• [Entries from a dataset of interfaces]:
○ ○ ○ ○ ○

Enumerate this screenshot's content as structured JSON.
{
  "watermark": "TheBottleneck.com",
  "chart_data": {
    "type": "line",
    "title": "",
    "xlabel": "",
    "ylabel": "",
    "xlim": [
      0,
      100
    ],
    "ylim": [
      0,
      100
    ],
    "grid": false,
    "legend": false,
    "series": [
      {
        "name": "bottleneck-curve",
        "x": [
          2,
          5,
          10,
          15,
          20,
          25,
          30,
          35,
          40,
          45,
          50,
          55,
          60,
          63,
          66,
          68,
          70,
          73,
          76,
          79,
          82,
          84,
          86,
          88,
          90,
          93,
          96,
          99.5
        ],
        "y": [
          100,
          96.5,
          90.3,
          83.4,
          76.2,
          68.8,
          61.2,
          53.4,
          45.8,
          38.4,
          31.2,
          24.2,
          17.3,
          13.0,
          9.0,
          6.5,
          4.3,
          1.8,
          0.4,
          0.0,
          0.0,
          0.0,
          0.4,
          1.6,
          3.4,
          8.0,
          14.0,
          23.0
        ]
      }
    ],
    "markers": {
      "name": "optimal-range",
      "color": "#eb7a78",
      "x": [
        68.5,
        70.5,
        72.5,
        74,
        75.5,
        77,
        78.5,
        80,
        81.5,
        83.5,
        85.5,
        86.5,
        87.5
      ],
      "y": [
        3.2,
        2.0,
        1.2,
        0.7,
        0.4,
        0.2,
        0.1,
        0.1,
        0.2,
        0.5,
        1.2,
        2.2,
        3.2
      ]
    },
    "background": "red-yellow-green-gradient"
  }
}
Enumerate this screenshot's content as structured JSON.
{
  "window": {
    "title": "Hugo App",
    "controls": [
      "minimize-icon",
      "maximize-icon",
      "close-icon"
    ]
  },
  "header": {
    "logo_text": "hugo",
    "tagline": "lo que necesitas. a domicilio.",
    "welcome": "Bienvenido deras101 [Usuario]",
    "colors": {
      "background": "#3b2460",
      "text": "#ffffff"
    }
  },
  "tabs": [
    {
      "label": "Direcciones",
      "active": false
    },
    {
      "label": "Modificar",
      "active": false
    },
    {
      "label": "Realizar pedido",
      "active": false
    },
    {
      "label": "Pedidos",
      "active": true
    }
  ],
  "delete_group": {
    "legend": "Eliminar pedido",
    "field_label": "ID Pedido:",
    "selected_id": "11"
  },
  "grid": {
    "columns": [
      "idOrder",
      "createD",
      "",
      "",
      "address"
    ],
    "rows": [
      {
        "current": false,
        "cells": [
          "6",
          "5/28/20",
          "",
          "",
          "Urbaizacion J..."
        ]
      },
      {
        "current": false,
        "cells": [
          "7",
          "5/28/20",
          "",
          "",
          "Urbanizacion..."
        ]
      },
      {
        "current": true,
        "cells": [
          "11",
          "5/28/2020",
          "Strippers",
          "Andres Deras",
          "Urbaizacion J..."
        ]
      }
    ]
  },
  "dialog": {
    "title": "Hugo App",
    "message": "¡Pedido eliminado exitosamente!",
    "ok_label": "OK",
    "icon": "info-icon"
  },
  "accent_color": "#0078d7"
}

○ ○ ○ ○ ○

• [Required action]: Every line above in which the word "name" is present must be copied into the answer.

• [Task result]:
        "name": "bottleneck-curve",
      "name": "optimal-range",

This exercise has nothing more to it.